In 2021, trees were planted to protect the orchard from strong winds. Additionally, the farmer was inspired to plant trees as carbon sinks to help mitigate the effects of the current climate crisis.

Despite facing several threats in 2021 — including mice infestations and waterlogging — the monitoring results from 2022 showed that these trees are in good health, with an excellent 90% survival rate.

Land Preparation

To enhance the long-term health of newly planted trees, PUR implements in-depth land preparation. This is an essential component of tree planting and agroforestry systems, which can include mulching, tilling, irrigating, fertilizing, and cover cropping.


Planting trees or shrubs around water sources, reducing erosion and protecting waterways by filtering excess runoff from agricultural production.


This farm has been in the same family for several generations. The owners rent part of the land to a tenant farmer, who primarily grows corn and soybean.

In 2021, both the landowner and tenant farmer decided to plant a windbreak alongside one of the working fields, for two main reasons: to protect the property from strong wind patterns, and to more easily plow and till waterlogged fields.

In 2022, PUR visited the Dalston site.
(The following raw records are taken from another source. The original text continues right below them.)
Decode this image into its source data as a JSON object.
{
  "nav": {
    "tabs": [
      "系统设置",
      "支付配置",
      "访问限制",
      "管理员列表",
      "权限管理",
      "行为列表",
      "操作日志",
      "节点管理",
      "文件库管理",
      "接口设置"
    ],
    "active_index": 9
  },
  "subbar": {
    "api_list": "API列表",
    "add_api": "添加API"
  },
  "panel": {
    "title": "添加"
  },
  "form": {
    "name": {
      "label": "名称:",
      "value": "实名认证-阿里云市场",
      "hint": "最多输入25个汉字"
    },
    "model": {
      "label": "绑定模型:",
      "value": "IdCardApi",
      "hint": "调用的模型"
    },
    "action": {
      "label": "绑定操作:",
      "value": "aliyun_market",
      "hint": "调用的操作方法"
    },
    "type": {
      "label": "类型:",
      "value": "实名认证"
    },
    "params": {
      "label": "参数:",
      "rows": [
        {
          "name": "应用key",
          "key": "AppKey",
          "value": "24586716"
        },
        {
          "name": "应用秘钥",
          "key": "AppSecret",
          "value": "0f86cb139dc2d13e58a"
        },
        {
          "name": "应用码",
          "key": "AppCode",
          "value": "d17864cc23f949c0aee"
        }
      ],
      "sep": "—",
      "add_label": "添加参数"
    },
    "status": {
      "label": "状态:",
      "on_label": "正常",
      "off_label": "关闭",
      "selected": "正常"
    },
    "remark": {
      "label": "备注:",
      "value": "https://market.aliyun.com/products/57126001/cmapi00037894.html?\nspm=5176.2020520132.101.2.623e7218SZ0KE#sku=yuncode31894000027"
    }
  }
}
Although there was some bug and weed pressure, the trees were in good health — with survival at approximately 95%. American Sycamore has been the most successful
tree species planted at this site.


Twelve years ago, this third-generation dairy farm transitioned to the organic production of row crops — such as corn, soy, and alfalfa. The landowners of this farm have also implemented several regenerative agriculture practices such as crop rotations, cover cropping, and windbreaks.

In 2022, the owners of the Mossley site decided to incorporate three windbreaks around their fields, in order to protect their crops from extreme weather patterns. One of the windbreaks was composed of one row of Norway Spruce, while the other two windbreaks were composed of two rows: one of Norway Spruce and the other of Eastern White Cedar.

This site was also prepared with thick plastic mulch, which helps to minimize the presence of competitive weeds and retain soil moisture.

Kawartha Lakes

Composed of 42 hectares, this farm is currently being used for pasturing animals.

While the landowners are selecting which crops to produce, they have decided to reforest some of their fields and establish windbreaks in order to create a beautiful space for walks and leisure.

The species planted at this site were: Hybrid Poplar, Black Walnut, European Larch, White Spruce, White Pine, Red Oak, and Butternut Hickory.

"When land is used for food production, there should be a balanced plan to help offset that usage and minimize or eliminate contributions to the net carbon produced."

Creemore, Ontario

"These trees will help connect the woodlots on our property as well as those on neighbouring properties."

Walter Falls, Ontario